10/6/2014 - 1:21 PM

Go TCP Proxy pattern

Go TCP Proxy pattern

package proxy

import (

func Proxy(srvConn, cliConn *net.TCPConn) {
	// channels to wait on the close event for each connection
	serverClosed := make(chan struct{}, 1)
	clientClosed := make(chan struct{}, 1)

	go broker(srvConn, cliConn, clientClosed)
	go broker(cliConn, srvConn, serverClosed)

	// wait for one half of the proxy to exit, then trigger a shutdown of the
	// other half by calling CloseRead(). This will break the read loop in the
	// broker and allow us to fully close the connection cleanly without a
	// "use of closed network connection" error.
	var waitFor chan struct{}
	select {
	case <-clientClosed:
		// the client closed first and any more packets from the server aren't
		// useful, so we can optionally SetLinger(0) here to recycle the port
		// faster.
		waitFor = serverClosed
	case <-serverClosed:
		waitFor = clientClosed

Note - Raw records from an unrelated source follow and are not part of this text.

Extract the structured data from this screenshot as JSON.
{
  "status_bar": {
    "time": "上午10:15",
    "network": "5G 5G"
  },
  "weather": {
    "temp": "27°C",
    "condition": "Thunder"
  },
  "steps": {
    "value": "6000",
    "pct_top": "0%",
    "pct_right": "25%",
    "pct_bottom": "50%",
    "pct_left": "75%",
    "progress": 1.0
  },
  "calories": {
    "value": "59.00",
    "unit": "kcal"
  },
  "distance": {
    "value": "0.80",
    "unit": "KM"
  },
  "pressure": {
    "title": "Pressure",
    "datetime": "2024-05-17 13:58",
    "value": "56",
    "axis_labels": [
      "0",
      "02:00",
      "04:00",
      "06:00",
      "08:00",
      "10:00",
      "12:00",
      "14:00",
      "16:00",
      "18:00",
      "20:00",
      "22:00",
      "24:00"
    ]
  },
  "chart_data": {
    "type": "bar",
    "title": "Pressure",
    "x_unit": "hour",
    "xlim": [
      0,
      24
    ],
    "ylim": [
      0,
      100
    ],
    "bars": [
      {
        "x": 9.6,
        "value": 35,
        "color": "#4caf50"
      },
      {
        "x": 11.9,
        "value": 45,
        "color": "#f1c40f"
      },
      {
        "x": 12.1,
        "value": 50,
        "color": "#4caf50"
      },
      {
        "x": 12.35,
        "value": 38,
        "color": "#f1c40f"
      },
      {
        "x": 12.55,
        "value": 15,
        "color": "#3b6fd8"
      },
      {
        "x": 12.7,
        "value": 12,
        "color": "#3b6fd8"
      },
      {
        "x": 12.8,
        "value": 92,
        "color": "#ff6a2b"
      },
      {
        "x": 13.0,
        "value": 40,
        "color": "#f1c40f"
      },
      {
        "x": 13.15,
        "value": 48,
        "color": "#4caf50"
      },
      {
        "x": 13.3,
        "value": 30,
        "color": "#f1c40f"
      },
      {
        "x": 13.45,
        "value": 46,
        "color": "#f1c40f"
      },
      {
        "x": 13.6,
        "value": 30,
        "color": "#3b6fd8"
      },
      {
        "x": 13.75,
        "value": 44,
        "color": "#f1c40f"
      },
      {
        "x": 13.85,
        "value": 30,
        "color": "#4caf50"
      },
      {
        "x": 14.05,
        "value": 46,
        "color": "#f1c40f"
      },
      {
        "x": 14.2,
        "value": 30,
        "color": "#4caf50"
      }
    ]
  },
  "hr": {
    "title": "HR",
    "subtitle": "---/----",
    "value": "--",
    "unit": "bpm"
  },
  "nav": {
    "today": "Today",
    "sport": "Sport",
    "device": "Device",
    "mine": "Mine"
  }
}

	// Wait for the other connection to close.
	// This "waitFor" pattern isn't required, but gives us a way to track the
	// connection and ensure all copies terminate correctly; we can trigger
	// stats on entry and deferred exit of this function.

// This does the actual data transfer.
// The broker only closes the Read side.
func broker(dst, src net.Conn, srcClosed chan struct{}) {
	// We can handle errors in a finer-grained manner by inlining io.Copy (it's
	// simple, and we drop the ReaderFrom or WriterTo checks for
	// net.Conn->net.Conn transfers, which aren't needed). This would also let
	// us adjust buffersize.
	_, err := io.Copy(dst, src)

	if err != nil {
		log.Printf("Copy error: %s", err)
	if err := src.Close(); err != nil {
		log.Printf("Close error: %s", err)
	srcClosed <- struct{}{}